#### [TASK DESCRIPTION]
What lines in the records include the string "title"? Return each one.

#### [SUPPLIED RECORDS]
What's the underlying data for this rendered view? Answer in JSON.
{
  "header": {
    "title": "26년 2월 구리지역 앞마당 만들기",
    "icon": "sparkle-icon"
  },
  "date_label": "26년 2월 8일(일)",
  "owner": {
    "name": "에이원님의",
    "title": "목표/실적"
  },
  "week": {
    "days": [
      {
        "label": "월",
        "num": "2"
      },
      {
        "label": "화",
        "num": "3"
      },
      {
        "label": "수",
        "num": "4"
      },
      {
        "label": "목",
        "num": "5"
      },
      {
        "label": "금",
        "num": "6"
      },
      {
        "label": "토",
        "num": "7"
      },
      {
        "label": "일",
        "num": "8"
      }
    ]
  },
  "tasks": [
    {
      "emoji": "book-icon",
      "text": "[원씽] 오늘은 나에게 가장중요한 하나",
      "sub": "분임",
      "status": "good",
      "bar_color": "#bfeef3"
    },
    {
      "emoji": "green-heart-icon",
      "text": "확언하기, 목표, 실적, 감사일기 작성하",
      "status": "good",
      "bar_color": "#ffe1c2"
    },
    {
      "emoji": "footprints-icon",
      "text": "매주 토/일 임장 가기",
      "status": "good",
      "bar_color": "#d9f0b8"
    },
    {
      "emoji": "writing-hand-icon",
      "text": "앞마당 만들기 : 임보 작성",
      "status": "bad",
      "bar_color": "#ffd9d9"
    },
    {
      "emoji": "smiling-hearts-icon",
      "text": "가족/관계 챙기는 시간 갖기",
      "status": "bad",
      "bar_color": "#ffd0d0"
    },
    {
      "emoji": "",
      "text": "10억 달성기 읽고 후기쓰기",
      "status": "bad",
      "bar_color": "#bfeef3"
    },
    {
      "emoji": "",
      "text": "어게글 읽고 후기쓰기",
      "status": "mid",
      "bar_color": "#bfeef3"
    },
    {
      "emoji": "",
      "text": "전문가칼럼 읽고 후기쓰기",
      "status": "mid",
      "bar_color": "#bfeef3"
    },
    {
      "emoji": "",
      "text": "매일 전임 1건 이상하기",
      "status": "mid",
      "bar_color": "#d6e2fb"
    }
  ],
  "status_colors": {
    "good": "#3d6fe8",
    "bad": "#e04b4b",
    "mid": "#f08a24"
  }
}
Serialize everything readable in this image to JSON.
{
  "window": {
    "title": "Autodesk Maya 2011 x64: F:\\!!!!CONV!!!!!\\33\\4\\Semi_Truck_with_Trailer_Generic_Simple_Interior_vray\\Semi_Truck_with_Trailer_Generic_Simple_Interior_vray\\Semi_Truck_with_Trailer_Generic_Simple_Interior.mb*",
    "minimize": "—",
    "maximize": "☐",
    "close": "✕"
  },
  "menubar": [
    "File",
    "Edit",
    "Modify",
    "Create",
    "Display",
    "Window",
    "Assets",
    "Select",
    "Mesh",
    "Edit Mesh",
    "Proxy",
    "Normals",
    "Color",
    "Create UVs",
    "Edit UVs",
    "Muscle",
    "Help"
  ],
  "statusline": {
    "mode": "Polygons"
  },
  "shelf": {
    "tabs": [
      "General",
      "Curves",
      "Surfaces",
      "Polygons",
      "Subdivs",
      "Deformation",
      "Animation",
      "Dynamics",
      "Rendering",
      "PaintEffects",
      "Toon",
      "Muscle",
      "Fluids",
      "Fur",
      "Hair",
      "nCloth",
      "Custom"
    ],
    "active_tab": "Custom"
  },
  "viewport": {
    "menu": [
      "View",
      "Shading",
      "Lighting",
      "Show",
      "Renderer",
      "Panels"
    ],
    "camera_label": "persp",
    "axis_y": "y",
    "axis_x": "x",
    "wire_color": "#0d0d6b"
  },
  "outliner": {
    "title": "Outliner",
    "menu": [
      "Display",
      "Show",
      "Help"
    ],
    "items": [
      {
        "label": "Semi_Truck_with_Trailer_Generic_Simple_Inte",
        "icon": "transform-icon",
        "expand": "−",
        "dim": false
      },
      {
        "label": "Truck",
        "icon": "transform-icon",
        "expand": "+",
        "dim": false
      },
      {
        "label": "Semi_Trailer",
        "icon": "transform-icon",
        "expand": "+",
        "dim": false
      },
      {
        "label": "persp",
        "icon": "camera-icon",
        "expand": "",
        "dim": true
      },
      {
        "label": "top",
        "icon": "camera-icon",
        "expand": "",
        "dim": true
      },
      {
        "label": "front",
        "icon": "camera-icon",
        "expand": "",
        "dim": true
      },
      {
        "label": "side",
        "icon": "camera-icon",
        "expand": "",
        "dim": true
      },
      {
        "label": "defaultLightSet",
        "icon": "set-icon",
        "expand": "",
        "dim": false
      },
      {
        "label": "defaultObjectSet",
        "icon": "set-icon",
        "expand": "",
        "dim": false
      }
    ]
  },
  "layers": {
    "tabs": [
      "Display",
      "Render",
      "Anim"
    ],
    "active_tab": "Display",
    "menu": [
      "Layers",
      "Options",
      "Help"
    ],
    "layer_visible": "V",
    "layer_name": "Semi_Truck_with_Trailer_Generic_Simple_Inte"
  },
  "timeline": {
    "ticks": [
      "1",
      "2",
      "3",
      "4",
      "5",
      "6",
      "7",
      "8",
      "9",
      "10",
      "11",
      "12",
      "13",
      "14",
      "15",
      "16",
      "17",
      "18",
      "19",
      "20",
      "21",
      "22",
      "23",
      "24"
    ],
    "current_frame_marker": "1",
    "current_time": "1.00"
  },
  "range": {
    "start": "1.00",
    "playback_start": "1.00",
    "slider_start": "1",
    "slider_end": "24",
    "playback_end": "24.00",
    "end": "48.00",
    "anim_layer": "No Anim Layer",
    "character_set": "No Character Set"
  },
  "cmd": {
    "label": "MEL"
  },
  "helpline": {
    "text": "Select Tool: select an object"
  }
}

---

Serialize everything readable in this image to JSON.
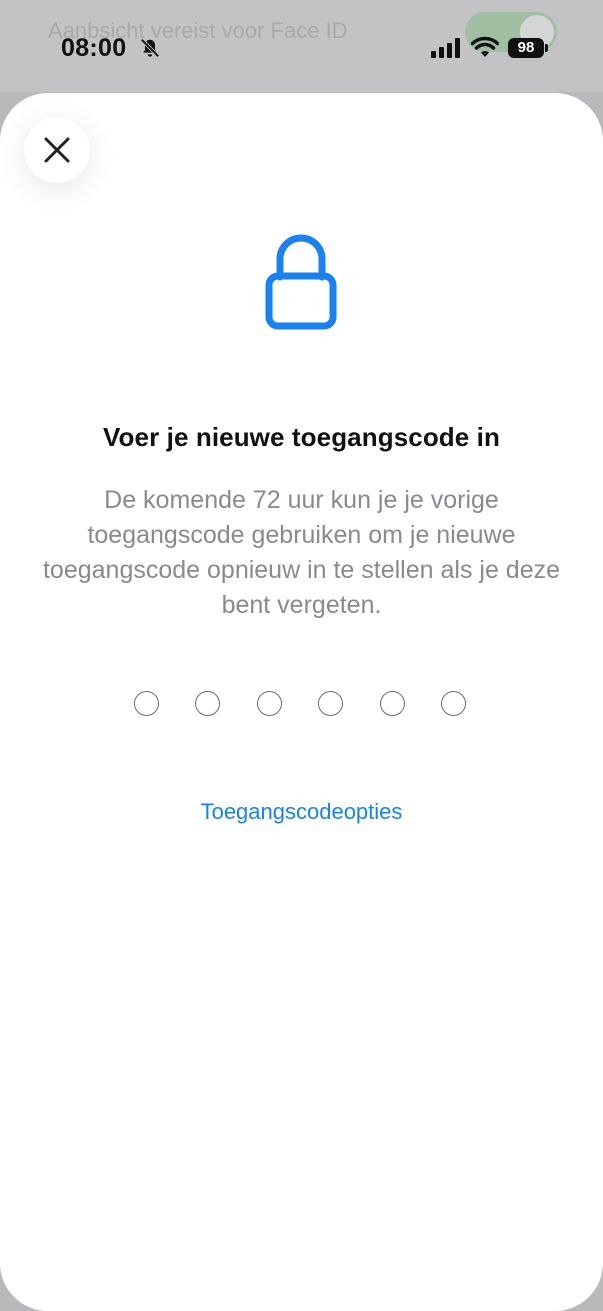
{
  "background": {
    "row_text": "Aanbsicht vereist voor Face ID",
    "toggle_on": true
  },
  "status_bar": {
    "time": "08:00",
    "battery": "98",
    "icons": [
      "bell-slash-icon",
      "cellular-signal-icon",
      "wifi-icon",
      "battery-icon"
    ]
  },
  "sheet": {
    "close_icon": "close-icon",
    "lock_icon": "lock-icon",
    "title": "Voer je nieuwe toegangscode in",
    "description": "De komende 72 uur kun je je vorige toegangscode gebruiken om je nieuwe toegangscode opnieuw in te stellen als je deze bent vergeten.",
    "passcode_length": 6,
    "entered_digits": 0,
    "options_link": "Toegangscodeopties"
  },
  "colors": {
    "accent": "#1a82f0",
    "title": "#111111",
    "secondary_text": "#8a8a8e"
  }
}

#### [TASK SOLUTION]
    "title": "26년 2월 구리지역 앞마당 만들기",
    "title": "목표/실적"
    "title": "Autodesk Maya 2011 x64: F:\\!!!!CONV!!!!!\\33\\4\\Semi_Truck_with_Trailer_Generic_Simple_Interior_vray\\Semi_Truck_with_Trailer_Generic_Simple_Interior_vray\\Semi_Truck_with_Trailer_Generic_Simple_Interior.mb*",
    "title": "Outliner",
    "title": "Voer je nieuwe toegangscode in",
    "title": "#111111",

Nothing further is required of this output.